Perhaps the worst mishap of either game, though, wasn’t off a steal. It may have been a player trying to atone for a mistake the game before.


With less than five minutes left, Newman grabbed a rebound off an Arizona State miss. He dribbled up the court and tried a 50-foot pass to Graham, but there was no real lane to do so.

After the game, Graham said the idea for the pass was OK, the execution was just lacking. Self’s description, coming in an unrelated answer, was a little less forgiving.

“(A) terrible, bone-head, full court pass that went out of bounds,” Self said.

By themselves, those opportunities weren’t what caused the two losses.

While KU only scored 65 against Washington, the offense was far more free flowing against a team that played exclusively man-to-man defense in Allen Fieldhouse

“You score 85 at home,” Self said. “You expect to win.”

And that’s certainly true. But KU can still do more a lot on that end.

Against Washington, the easiest way for KU to score against the adjusted zone would’ve been to avoid it all together — simply running down the floor before it could set up.

And against Arizona State, even if both teams wanted to run, the Jayhawks still could’ve done more of it on their own terms to break through dry spells and make things more difficult for the competition.

“It just unbelievable,” Self said. “Whenever you control tempo and control pace, the basket grows, and it shrinks on the other end.”

In the last two games, that’s one thing KU certainly hasn’t done.
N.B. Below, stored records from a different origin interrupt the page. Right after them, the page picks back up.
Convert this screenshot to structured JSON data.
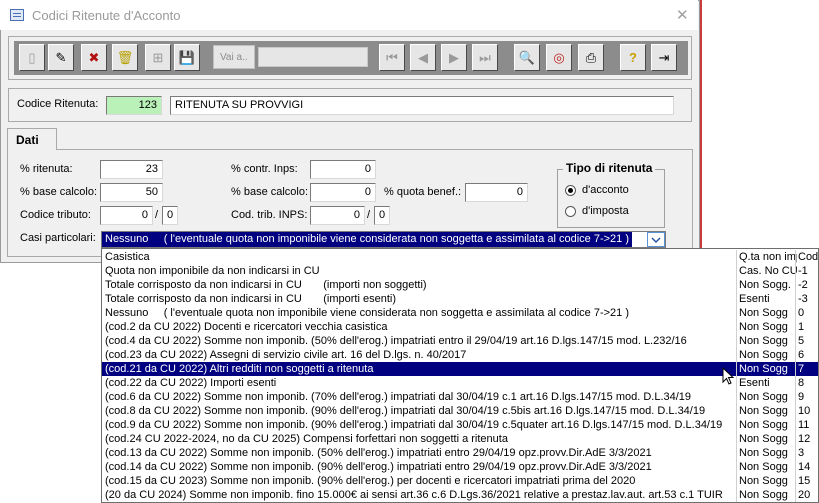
{
  "window": {
    "title": "Codici Ritenute d'Acconto",
    "close_glyph": "✕"
  },
  "toolbar": {
    "buttons": [
      {
        "name": "new-record-button",
        "icon": "new-doc-icon",
        "glyph": "▯"
      },
      {
        "name": "edit-record-button",
        "icon": "edit-icon",
        "glyph": "✎"
      },
      {
        "name": "cancel-button",
        "icon": "x-icon",
        "glyph": "✖"
      },
      {
        "name": "delete-button",
        "icon": "trash-icon",
        "glyph": "🗑"
      },
      {
        "name": "tree-button",
        "icon": "tree-icon",
        "glyph": "⊞"
      },
      {
        "name": "save-button",
        "icon": "floppy-icon",
        "glyph": "💾"
      },
      {
        "name": "first-record-button",
        "icon": "first-icon",
        "glyph": "⏮"
      },
      {
        "name": "prev-record-button",
        "icon": "prev-icon",
        "glyph": "◀"
      },
      {
        "name": "next-record-button",
        "icon": "next-icon",
        "glyph": "▶"
      },
      {
        "name": "last-record-button",
        "icon": "last-icon",
        "glyph": "⏭"
      },
      {
        "name": "search-button",
        "icon": "search-icon",
        "glyph": "🔍"
      },
      {
        "name": "refresh-button",
        "icon": "lifebuoy-icon",
        "glyph": "◎"
      },
      {
        "name": "print-button",
        "icon": "printer-icon",
        "glyph": "⎙"
      },
      {
        "name": "help-button",
        "icon": "help-icon",
        "glyph": "?"
      },
      {
        "name": "exit-button",
        "icon": "exit-icon",
        "glyph": "⇥"
      }
    ],
    "goto_label": "Vai a..",
    "goto_value": ""
  },
  "header": {
    "codice_label": "Codice Ritenuta:",
    "codice_value": "123",
    "descrizione_value": "RITENUTA SU PROVVIGI"
  },
  "tab": {
    "label": "Dati"
  },
  "form": {
    "ritenuta_label": "% ritenuta:",
    "ritenuta_value": "23",
    "base_label": "% base calcolo:",
    "base_value": "50",
    "tributo_label": "Codice tributo:",
    "tributo_value": "0",
    "tributo_sep": "/",
    "tributo_value2": "0",
    "inps_label": "% contr. Inps:",
    "inps_value": "0",
    "base_inps_label": "% base calcolo:",
    "base_inps_value": "0",
    "quota_label": "% quota benef.:",
    "quota_value": "0",
    "trib_inps_label": "Cod. trib. INPS:",
    "trib_inps_value": "0",
    "trib_inps_sep": "/",
    "trib_inps_value2": "0",
    "casi_label": "Casi particolari:",
    "casi_value": "Nessuno     ( l'eventuale quota non imponibile viene considerata non soggetta e assimilata al codice 7->21 )"
  },
  "tipo": {
    "title": "Tipo di ritenuta",
    "opt1": "d'acconto",
    "opt2": "d'imposta",
    "selected": "d'acconto"
  },
  "list": {
    "headers": [
      "Casistica",
      "Q.ta non imp",
      "Cod"
    ],
    "selected_index": 8,
    "rows": [
      [
        "Quota non imponibile da non indicarsi in CU",
        "Cas. No CU",
        "-1"
      ],
      [
        "Totale corrisposto da non indicarsi in CU       (importi non soggetti)",
        "Non Sogg.",
        "-2"
      ],
      [
        "Totale corrisposto da non indicarsi in CU       (importi esenti)",
        "Esenti",
        "-3"
      ],
      [
        "Nessuno     ( l'eventuale quota non imponibile viene considerata non soggetta e assimilata al codice 7->21 )",
        "Non Sogg",
        "0"
      ],
      [
        "(cod.2 da CU 2022) Docenti e ricercatori vecchia casistica",
        "Non Sogg",
        "1"
      ],
      [
        "(cod.4 da CU 2022) Somme non imponib. (50% dell'erog.) impatriati entro il 29/04/19 art.16 D.lgs.147/15 mod. L.232/16",
        "Non Sogg",
        "5"
      ],
      [
        "(cod.23 da CU 2022) Assegni di servizio civile art. 16 del D.lgs. n. 40/2017",
        "Non Sogg",
        "6"
      ],
      [
        "(cod.21 da CU 2022) Altri redditi non soggetti a ritenuta",
        "Non Sogg",
        "7"
      ],
      [
        "(cod.22 da CU 2022) Importi esenti",
        "Esenti",
        "8"
      ],
      [
        "(cod.6 da CU 2022) Somme non imponib. (70% dell'erog.) impatriati dal 30/04/19 c.1 art.16 D.lgs.147/15 mod. D.L.34/19",
        "Non Sogg",
        "9"
      ],
      [
        "(cod.8 da CU 2022) Somme non imponib. (90% dell'erog.) impatriati dal 30/04/19 c.5bis art.16 D.lgs.147/15 mod. D.L.34/19",
        "Non Sogg",
        "10"
      ],
      [
        "(cod.9 da CU 2022) Somme non imponib. (90% dell'erog.) impatriati dal 30/04/19 c.5quater art.16 D.lgs.147/15 mod. D.L.34/19",
        "Non Sogg",
        "11"
      ],
      [
        "(cod.24 CU 2022-2024, no da CU 2025) Compensi forfettari non soggetti a ritenuta",
        "Non Sogg",
        "12"
      ],
      [
        "(cod.13 da CU 2022) Somme non imponib. (50% dell'erog.) impatriati entro 29/04/19 opz.provv.Dir.AdE 3/3/2021",
        "Non Sogg",
        "3"
      ],
      [
        "(cod.14 da CU 2022) Somme non imponib. (90% dell'erog.) impatriati entro 29/04/19 opz.provv.Dir.AdE 3/3/2021",
        "Non Sogg",
        "14"
      ],
      [
        "(cod.15 da CU 2023) Somme non imponib. (90% dell'erog.) per docenti e ricercatori impatriati prima del 2020",
        "Non Sogg",
        "15"
      ],
      [
        "(20 da CU 2024) Somme non imponib. fino 15.000€ ai sensi art.36 c.6 D.Lgs.36/2021 relative a prestaz.lav.aut. art.53 c.1 TUIR",
        "Non Sogg",
        "20"
      ]
    ]
  },
  "colors": {
    "accent_green": "#b9f1b9",
    "selection": "#000080",
    "toolbar_gray": "#8c8c8c"
  }
}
You can't forget about the other side of it, either.

The Jayhawks have allowed 41 points off 29 turnovers in the last two games, a rate (1.41 points per possession) far higher than the clip they've scored at. They've also been outscored in transition, 24-13, despite being a team that should be built to get out and run, even off misses and long rebounds.

Again it was Self, speaking to a different topic, who said it best.

"There's not that dog or competitive juice," Self said, "that guys need to have when the game's on the line."

Reply 7 comments from Koolkeithfreeze Surrealku Carsonc30 Vic Janeway Layne Pierce Michael Maris Dano__